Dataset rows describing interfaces
☆ ☆ ☆ ☆ ☆

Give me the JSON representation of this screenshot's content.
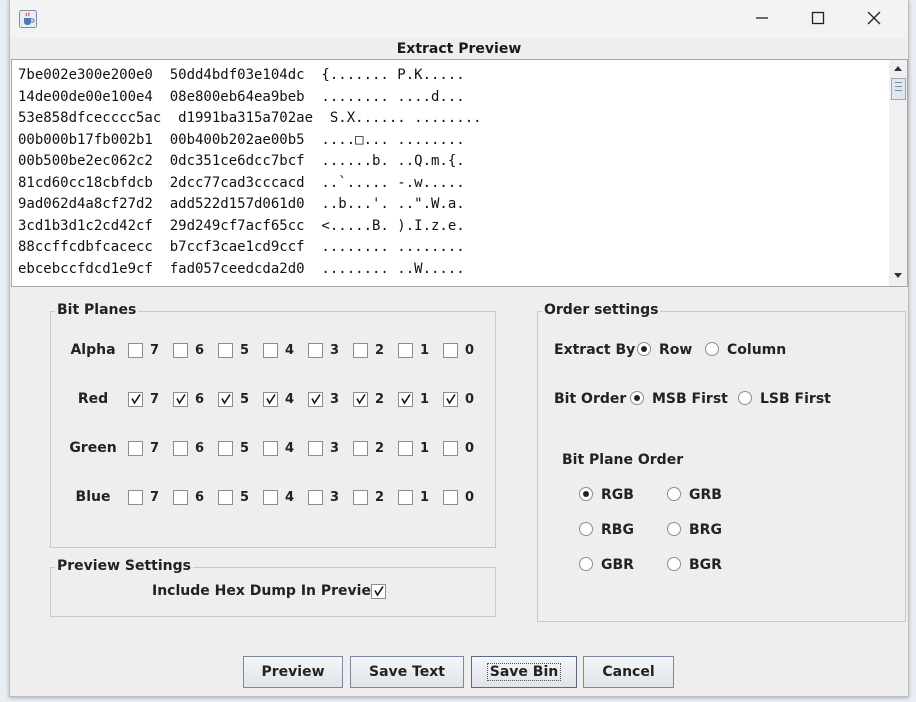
{
  "window": {
    "icon": "java-cup-icon",
    "controls": [
      "minimize-icon",
      "maximize-icon",
      "close-icon"
    ]
  },
  "preview": {
    "title": "Extract Preview",
    "lines": [
      "7be002e300e200e0  50dd4bdf03e104dc  {....... P.K.....",
      "14de00de00e100e4  08e800eb64ea9beb  ........ ....d...",
      "53e858dfcecccc5ac  d1991ba315a702ae  S.X...... ........",
      "00b000b17fb002b1  00b400b202ae00b5  ....□... ........",
      "00b500be2ec062c2  0dc351ce6dcc7bcf  ......b. ..Q.m.{.",
      "81cd60cc18cbfdcb  2dcc77cad3cccacd  ..`..... -.w.....",
      "9ad062d4a8cf27d2  add522d157d061d0  ..b...'. ..\".W.a.",
      "3cd1b3d1c2cd42cf  29d249cf7acf65cc  <.....B. ).I.z.e.",
      "88ccffcdbfcacecc  b7ccf3cae1cd9ccf  ........ ........",
      "ebcebccfdcd1e9cf  fad057ceedcda2d0  ........ ..W....."
    ]
  },
  "bit_planes": {
    "title": "Bit Planes",
    "bits": [
      "7",
      "6",
      "5",
      "4",
      "3",
      "2",
      "1",
      "0"
    ],
    "channels": [
      {
        "name": "Alpha",
        "checked": [
          false,
          false,
          false,
          false,
          false,
          false,
          false,
          false
        ]
      },
      {
        "name": "Red",
        "checked": [
          true,
          true,
          true,
          true,
          true,
          true,
          true,
          true
        ]
      },
      {
        "name": "Green",
        "checked": [
          false,
          false,
          false,
          false,
          false,
          false,
          false,
          false
        ]
      },
      {
        "name": "Blue",
        "checked": [
          false,
          false,
          false,
          false,
          false,
          false,
          false,
          false
        ]
      }
    ]
  },
  "preview_settings": {
    "title": "Preview Settings",
    "hex_dump_label": "Include Hex Dump In Preview",
    "hex_dump_checked": true
  },
  "order_settings": {
    "title": "Order settings",
    "extract_by_label": "Extract By",
    "extract_by_options": [
      "Row",
      "Column"
    ],
    "extract_by_selected": "Row",
    "bit_order_label": "Bit Order",
    "bit_order_options": [
      "MSB First",
      "LSB First"
    ],
    "bit_order_selected": "MSB First",
    "plane_order_label": "Bit Plane Order",
    "plane_order_options": [
      "RGB",
      "GRB",
      "RBG",
      "BRG",
      "GBR",
      "BGR"
    ],
    "plane_order_selected": "RGB"
  },
  "buttons": {
    "preview": "Preview",
    "save_text": "Save Text",
    "save_bin": "Save Bin",
    "cancel": "Cancel"
  }
}
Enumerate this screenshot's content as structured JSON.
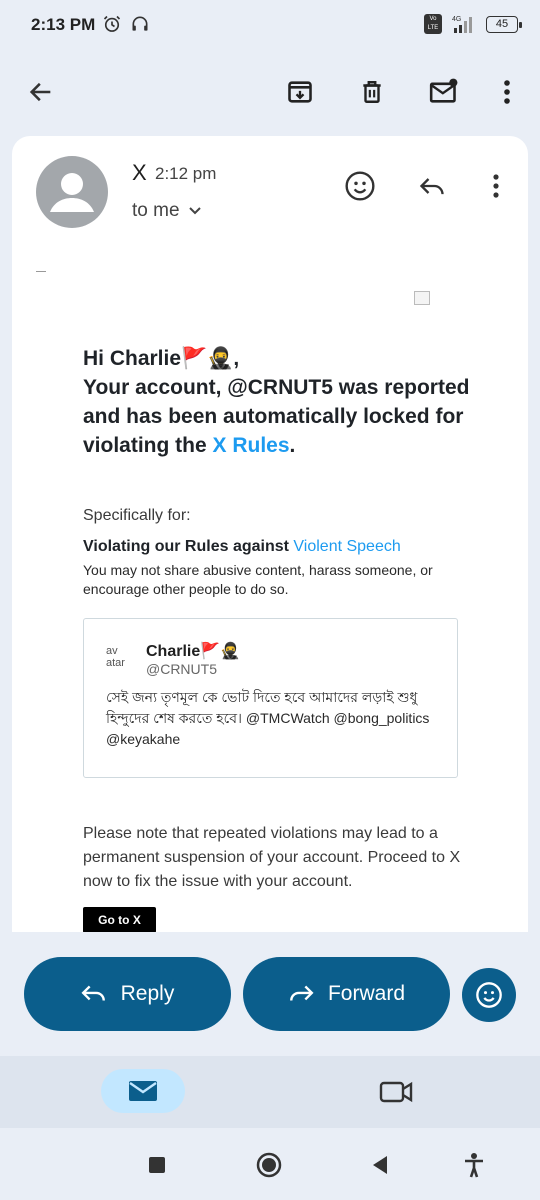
{
  "status": {
    "time": "2:13 PM",
    "network": "4G",
    "volte": "Vo LTE",
    "battery": "45"
  },
  "toolbar": {
    "back_icon": "arrow-back-icon",
    "archive_icon": "archive-icon",
    "delete_icon": "trash-icon",
    "unread_icon": "mark-unread-icon",
    "more_icon": "more-vert-icon"
  },
  "email": {
    "sender": "X",
    "time": "2:12 pm",
    "recipient": "to me",
    "greeting_line1": "Hi Charlie🚩🥷,",
    "greeting_line2_prefix": "Your account, @CRNUT5 was reported and has been automatically locked for violating the ",
    "greeting_link": "X Rules",
    "greeting_suffix": ".",
    "specifically": "Specifically for:",
    "violation_prefix": "Violating our Rules against ",
    "violation_link": "Violent Speech",
    "violation_desc": "You may not share abusive content, harass someone, or encourage other people to do so.",
    "tweet": {
      "avatar_alt": "av atar",
      "name": "Charlie🚩🥷",
      "handle": "@CRNUT5",
      "text": "সেই জন্য তৃণমূল কে ভোট দিতে হবে আমাদের লড়াই শুধু হিন্দুদের শেষ করতে হবে। @TMCWatch @bong_politics @keyakahe"
    },
    "note": "Please note that repeated violations may lead to a permanent suspension of your account. Proceed to X now to fix the issue with your account.",
    "cta": "Go to X"
  },
  "actions": {
    "reply": "Reply",
    "forward": "Forward"
  },
  "colors": {
    "link": "#1d9bf0",
    "button": "#0b5e8c",
    "nav_active": "#c2e7ff"
  }
}
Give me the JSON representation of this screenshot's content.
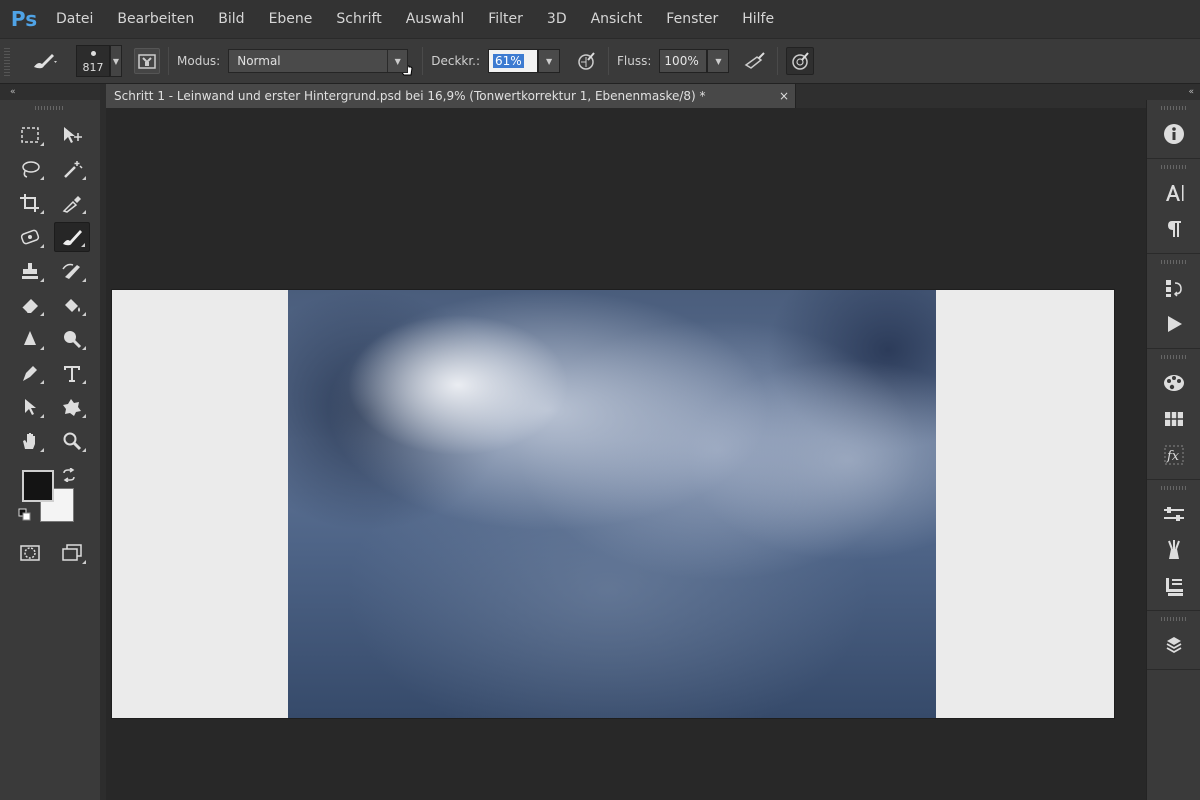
{
  "app": {
    "logo": "Ps",
    "accent": "#4fa3e6"
  },
  "menu": [
    "Datei",
    "Bearbeiten",
    "Bild",
    "Ebene",
    "Schrift",
    "Auswahl",
    "Filter",
    "3D",
    "Ansicht",
    "Fenster",
    "Hilfe"
  ],
  "options": {
    "brush_size": "817",
    "mode_label": "Modus:",
    "mode_value": "Normal",
    "opacity_label": "Deckkr.:",
    "opacity_value": "61%",
    "flow_label": "Fluss:",
    "flow_value": "100%"
  },
  "collapse_glyph": "«",
  "document": {
    "tab_title": "Schritt 1 - Leinwand und erster Hintergrund.psd bei 16,9% (Tonwertkorrektur 1, Ebenenmaske/8) *",
    "close_glyph": "×"
  },
  "tools": [
    [
      "marquee-icon",
      "move-icon"
    ],
    [
      "lasso-icon",
      "magic-wand-icon"
    ],
    [
      "crop-icon",
      "eyedropper-icon"
    ],
    [
      "healing-brush-icon",
      "brush-icon"
    ],
    [
      "stamp-icon",
      "history-brush-icon"
    ],
    [
      "eraser-icon",
      "paint-bucket-icon"
    ],
    [
      "blur-icon",
      "dodge-icon"
    ],
    [
      "pen-icon",
      "type-icon"
    ],
    [
      "path-select-icon",
      "shape-icon"
    ],
    [
      "hand-icon",
      "zoom-icon"
    ]
  ],
  "colors": {
    "foreground": "#141414",
    "background": "#f4f4f4"
  },
  "right_dock": [
    "info-icon",
    "character-icon",
    "paragraph-icon",
    "history-icon",
    "actions-icon",
    "color-icon",
    "swatches-icon",
    "styles-icon",
    "adjustments-icon",
    "brush-presets-icon",
    "clone-source-icon",
    "layers-icon"
  ]
}
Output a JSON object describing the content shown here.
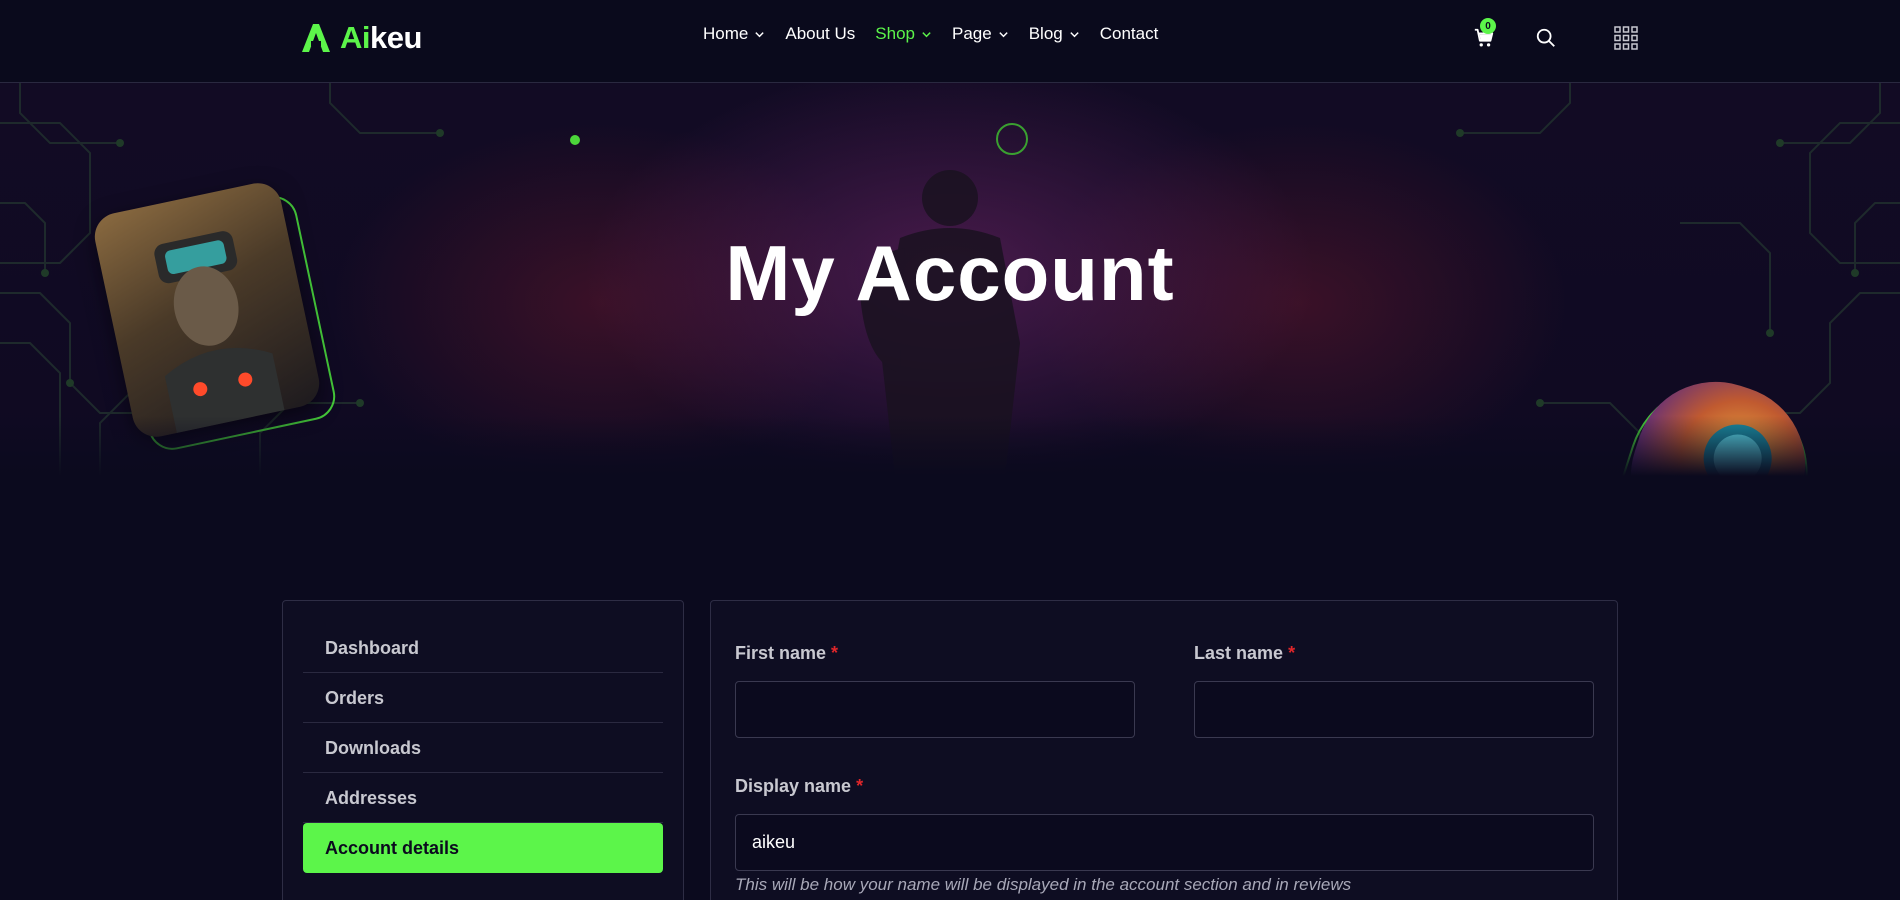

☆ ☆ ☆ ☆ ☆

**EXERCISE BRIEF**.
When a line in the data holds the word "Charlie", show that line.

**EXERCISE ANSWER**.
    "greeting_line1": "Hi Charlie🚩🥷,",
      "name": "Charlie🚩🥷",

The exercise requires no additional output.